### EXERCISE
How many of the lines below include "method"? Give the number and no other words.

--

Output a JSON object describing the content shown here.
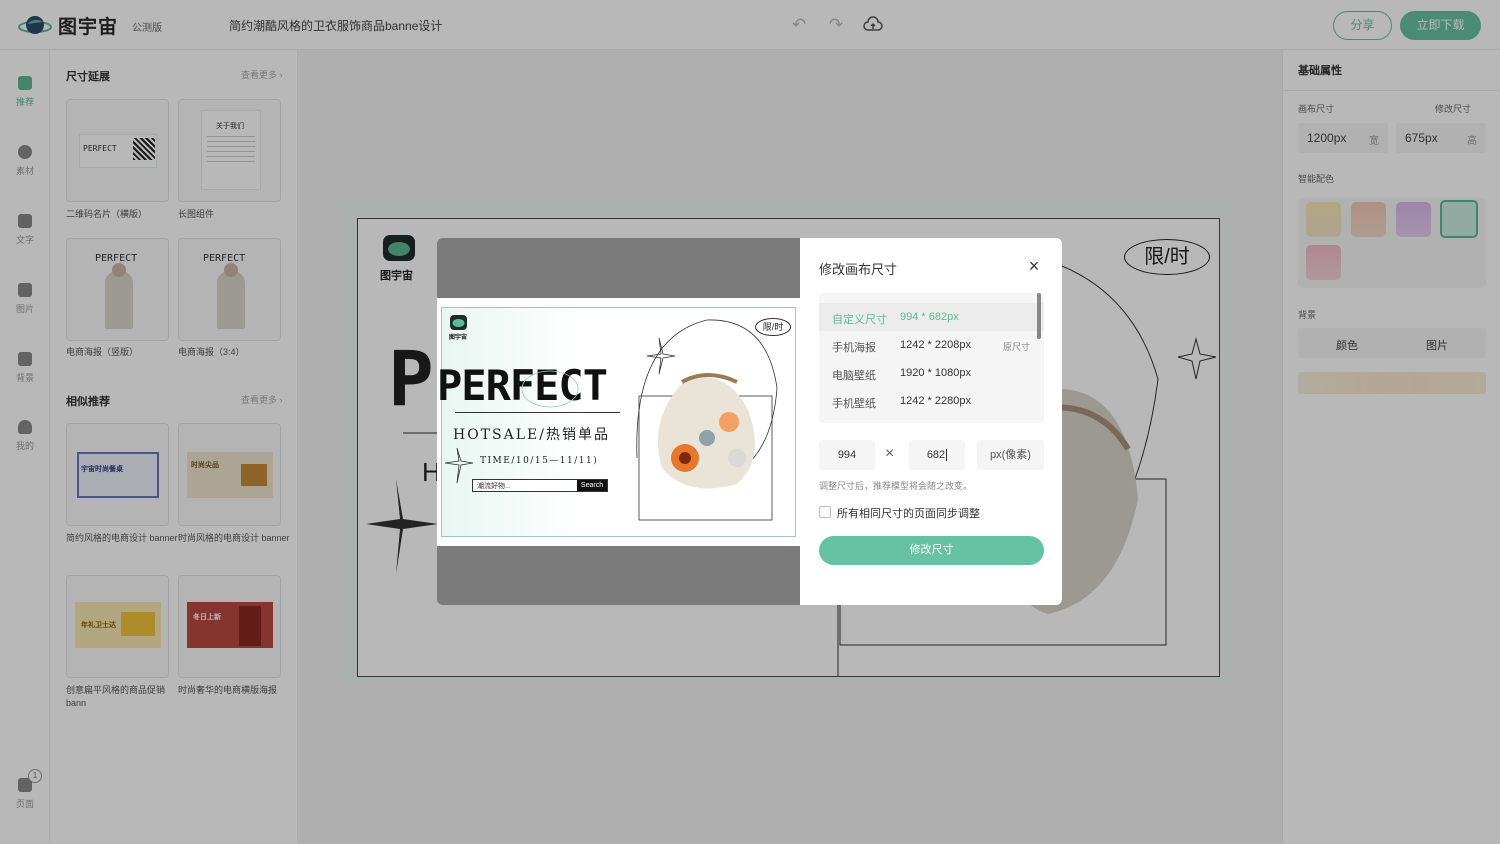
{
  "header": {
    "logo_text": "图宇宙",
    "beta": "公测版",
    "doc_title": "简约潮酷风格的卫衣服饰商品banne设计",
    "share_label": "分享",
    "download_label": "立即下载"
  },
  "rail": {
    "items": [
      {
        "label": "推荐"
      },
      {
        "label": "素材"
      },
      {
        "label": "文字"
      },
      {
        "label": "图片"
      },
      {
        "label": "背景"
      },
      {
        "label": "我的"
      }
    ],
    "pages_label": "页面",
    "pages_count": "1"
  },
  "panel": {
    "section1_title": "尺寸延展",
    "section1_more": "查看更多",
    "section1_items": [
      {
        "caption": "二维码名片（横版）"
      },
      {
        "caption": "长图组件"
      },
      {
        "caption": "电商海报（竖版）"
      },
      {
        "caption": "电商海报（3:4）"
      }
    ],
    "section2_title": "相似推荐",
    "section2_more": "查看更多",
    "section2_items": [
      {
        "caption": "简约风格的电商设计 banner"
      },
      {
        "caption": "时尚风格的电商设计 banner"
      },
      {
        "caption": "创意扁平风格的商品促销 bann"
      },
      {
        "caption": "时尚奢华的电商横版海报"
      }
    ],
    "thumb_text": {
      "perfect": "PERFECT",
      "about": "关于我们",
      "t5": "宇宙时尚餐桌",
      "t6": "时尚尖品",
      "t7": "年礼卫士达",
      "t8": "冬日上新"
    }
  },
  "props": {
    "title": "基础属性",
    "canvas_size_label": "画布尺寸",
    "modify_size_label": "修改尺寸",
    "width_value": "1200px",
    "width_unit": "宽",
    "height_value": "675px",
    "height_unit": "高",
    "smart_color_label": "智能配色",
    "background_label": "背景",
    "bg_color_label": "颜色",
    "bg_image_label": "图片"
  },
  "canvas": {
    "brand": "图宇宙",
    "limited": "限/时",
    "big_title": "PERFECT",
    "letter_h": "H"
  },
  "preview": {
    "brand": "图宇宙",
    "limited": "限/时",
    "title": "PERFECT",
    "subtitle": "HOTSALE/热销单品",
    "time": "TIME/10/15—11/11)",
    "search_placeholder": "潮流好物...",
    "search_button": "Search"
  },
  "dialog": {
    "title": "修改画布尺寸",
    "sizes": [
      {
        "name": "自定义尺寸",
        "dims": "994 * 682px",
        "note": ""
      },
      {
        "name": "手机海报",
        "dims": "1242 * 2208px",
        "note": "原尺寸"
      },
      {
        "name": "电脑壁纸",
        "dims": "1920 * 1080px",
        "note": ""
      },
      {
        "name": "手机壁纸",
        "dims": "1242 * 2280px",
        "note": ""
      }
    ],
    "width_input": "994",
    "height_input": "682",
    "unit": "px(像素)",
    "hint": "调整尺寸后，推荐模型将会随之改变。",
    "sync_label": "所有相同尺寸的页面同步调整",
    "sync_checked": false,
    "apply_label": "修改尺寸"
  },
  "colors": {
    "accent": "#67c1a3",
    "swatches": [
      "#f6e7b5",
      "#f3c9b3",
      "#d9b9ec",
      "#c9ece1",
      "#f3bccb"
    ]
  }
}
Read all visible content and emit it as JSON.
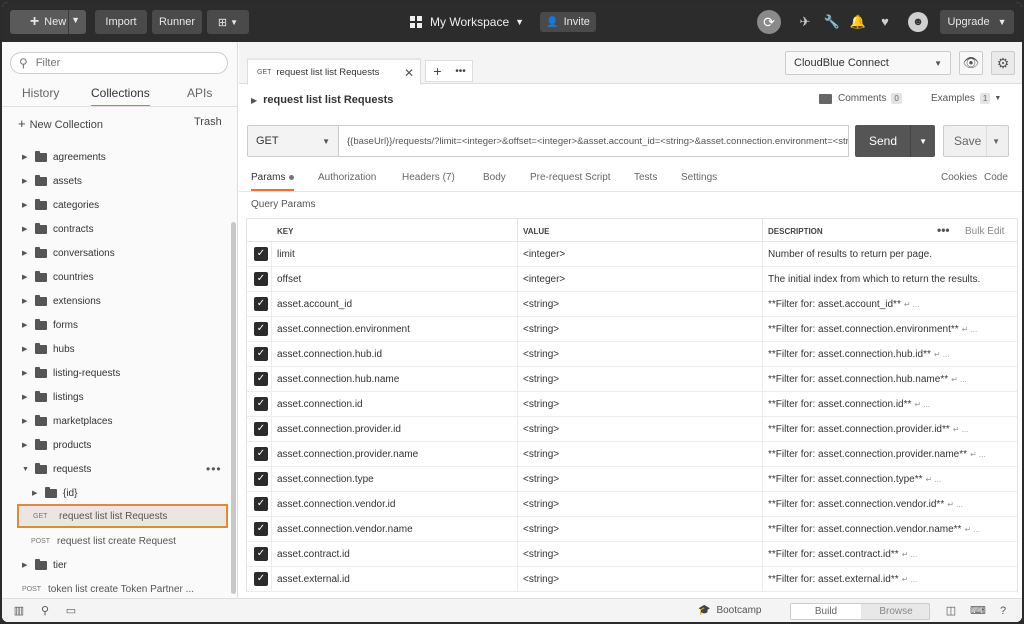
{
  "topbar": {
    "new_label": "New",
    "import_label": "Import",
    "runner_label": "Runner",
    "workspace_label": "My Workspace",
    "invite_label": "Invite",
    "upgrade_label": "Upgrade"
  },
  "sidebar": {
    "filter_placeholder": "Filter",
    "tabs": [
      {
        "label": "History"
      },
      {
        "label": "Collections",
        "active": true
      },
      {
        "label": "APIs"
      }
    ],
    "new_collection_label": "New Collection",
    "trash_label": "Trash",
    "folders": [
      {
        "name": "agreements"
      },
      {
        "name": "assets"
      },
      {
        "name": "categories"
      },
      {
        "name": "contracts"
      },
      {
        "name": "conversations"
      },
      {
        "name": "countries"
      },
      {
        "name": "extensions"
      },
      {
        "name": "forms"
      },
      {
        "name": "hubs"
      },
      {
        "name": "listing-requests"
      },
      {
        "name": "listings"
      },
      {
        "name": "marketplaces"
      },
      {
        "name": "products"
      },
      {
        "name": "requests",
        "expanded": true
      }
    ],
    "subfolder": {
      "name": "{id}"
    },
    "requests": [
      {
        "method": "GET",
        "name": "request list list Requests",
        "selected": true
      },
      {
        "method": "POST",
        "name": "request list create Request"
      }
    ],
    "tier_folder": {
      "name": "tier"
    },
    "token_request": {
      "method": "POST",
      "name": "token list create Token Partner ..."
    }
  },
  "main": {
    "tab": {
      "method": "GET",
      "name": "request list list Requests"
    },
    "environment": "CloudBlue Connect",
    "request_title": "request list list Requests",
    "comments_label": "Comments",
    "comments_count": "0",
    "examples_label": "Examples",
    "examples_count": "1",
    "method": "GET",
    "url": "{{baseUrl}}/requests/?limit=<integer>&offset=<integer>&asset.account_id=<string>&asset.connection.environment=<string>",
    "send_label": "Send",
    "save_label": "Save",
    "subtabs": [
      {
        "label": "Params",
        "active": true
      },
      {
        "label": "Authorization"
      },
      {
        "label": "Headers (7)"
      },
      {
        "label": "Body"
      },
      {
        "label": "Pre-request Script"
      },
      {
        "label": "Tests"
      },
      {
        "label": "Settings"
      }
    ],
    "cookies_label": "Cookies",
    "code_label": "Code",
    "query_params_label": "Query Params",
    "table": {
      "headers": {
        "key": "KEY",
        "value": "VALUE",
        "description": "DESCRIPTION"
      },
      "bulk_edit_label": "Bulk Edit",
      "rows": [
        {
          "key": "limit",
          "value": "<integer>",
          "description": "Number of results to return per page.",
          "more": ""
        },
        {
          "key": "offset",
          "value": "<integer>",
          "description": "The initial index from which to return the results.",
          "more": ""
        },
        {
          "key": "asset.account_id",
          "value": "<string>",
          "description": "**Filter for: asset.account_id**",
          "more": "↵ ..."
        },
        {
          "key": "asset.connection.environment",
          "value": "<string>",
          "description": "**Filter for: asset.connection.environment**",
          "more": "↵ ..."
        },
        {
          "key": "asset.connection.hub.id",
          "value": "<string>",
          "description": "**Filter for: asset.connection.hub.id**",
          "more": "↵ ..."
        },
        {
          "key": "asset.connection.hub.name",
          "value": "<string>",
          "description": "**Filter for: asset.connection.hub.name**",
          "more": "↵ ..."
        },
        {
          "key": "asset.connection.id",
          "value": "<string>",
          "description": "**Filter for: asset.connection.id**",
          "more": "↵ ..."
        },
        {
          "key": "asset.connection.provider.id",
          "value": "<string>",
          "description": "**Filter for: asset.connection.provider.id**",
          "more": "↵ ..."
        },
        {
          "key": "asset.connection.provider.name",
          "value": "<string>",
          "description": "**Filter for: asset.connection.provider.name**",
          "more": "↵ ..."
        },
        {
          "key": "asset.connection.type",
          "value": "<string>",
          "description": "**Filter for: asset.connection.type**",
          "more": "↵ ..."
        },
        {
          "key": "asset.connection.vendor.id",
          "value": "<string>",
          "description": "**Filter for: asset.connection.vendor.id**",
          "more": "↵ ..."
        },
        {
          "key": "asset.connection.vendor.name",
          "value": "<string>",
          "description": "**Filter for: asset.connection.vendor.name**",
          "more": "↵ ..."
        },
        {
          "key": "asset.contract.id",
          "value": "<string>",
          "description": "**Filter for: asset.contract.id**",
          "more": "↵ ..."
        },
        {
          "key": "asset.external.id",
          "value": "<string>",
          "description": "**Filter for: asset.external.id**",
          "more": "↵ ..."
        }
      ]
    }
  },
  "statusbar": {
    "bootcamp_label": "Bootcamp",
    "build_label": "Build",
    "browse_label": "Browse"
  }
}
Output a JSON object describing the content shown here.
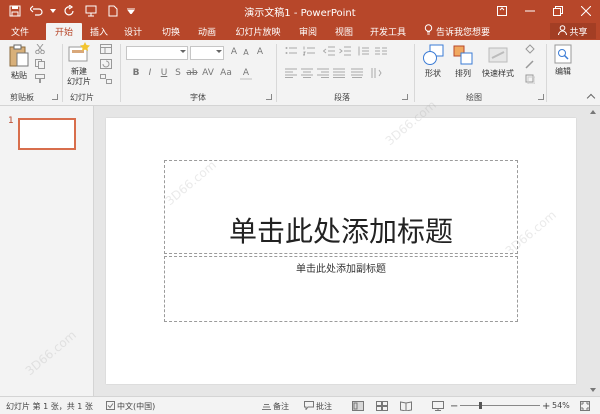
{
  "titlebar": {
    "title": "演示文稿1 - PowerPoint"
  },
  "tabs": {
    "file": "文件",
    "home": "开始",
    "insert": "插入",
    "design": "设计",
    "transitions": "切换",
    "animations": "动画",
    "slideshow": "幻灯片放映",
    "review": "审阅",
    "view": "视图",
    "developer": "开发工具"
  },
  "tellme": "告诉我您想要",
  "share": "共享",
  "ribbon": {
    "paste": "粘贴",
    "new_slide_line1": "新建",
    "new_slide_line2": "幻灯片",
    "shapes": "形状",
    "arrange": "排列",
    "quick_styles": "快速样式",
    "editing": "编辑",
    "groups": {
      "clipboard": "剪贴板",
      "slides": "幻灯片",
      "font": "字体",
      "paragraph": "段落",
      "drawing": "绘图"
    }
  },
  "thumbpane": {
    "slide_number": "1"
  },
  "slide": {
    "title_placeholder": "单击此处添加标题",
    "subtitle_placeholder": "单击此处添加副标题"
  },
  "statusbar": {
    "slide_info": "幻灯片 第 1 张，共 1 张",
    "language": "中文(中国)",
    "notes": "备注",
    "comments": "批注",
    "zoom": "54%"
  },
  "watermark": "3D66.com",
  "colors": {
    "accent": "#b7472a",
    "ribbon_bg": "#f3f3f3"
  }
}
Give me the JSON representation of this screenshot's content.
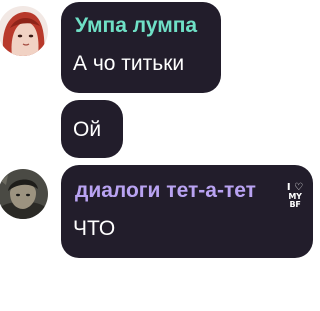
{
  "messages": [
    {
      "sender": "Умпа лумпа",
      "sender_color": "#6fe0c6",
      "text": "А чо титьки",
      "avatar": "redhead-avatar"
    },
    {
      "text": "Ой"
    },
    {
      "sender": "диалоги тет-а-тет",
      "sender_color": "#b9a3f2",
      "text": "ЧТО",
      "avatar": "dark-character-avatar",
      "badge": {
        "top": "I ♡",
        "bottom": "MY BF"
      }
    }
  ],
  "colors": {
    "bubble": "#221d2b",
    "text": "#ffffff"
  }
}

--

### ANSWER TO THIS TASK
5